    Click here to view the presentation.

    Also, if you have not been listening to my weekly radio programs, please do so, as I am sure they will help you understand what is happening and calm any fears you may have as a result of market turbulence. Listen to the most recent shows first.

    Click here for the archives.


    Peter Schiff
    President and Chief Global Strategist
    Euro Pacific Capital"
  2. gwac


    He called this crash in his book, I read it he was right. I do not understand how he got his calls wrong!!!

  3. Note to Peter Schiff, whom I respect for his integrity anf foresight...

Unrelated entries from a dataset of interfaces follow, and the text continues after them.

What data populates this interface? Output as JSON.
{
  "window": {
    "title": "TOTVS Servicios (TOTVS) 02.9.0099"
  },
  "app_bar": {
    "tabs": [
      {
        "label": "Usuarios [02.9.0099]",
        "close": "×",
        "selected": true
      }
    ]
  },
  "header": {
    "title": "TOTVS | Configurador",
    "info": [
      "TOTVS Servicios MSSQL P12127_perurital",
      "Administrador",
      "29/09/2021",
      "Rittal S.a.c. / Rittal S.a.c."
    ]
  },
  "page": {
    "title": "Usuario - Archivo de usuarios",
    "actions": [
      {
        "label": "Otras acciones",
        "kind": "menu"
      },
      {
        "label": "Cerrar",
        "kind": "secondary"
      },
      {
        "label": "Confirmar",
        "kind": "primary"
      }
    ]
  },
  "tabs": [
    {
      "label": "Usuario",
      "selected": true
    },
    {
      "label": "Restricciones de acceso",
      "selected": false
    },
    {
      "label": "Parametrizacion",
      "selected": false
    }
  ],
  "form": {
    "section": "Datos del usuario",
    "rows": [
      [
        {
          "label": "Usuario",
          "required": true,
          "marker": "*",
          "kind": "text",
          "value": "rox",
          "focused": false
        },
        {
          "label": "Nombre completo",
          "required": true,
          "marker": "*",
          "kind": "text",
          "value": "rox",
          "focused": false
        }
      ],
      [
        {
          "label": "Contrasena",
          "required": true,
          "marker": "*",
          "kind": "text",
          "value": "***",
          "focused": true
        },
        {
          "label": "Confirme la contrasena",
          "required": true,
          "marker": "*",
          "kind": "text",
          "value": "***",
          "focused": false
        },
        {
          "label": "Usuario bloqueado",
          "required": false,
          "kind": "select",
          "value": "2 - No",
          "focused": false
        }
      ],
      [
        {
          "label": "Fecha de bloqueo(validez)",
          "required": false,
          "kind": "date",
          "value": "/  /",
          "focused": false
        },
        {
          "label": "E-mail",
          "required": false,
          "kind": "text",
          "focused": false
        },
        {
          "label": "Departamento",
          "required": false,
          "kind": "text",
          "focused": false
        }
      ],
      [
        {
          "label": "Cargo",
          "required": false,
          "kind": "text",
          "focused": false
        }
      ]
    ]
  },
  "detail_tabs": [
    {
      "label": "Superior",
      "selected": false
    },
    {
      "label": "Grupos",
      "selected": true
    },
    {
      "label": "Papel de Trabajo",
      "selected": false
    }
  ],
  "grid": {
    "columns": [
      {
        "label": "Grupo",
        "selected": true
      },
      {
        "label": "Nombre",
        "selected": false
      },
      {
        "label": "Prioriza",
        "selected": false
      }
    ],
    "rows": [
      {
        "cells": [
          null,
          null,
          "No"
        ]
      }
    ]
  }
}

    if you think it's been bad thus far, and 'illogical', wait til after next Tuesdays Fed announcement, when you see your returns lopped-off another 20%, and declines approach the 40% area.

    You can be thankful you are not highly or lightly leveraged, as that will prevent a total wipeout, though, alas, all you well reasoned bais and arguments will count for nought, and in fact cause much anguish, let alone losses.

    Good luck Peter, I hope you come out alright.

    Note: Trim sail
  4. Digs


    So what are you expecting the FED to do that will be sooo big ?
  5. just goes to show most economists cant trade for shit.

    he anticipated the mess but obviously he doesnt have the skill to time his entries and exits.
  6. empee


    dont think hes an economist. Also, he's probably way up from when he started since he has been crowing the same stuff since the late 90s I believe (I recall a interview with him on youtube that was either late 90s or 2001 area).

    Dont confuse brains witha bull market, more important will be his call to get OUT of these.. and into other asset classes.
  7. Digs


    Most of his trades are $USD based, so when it changes !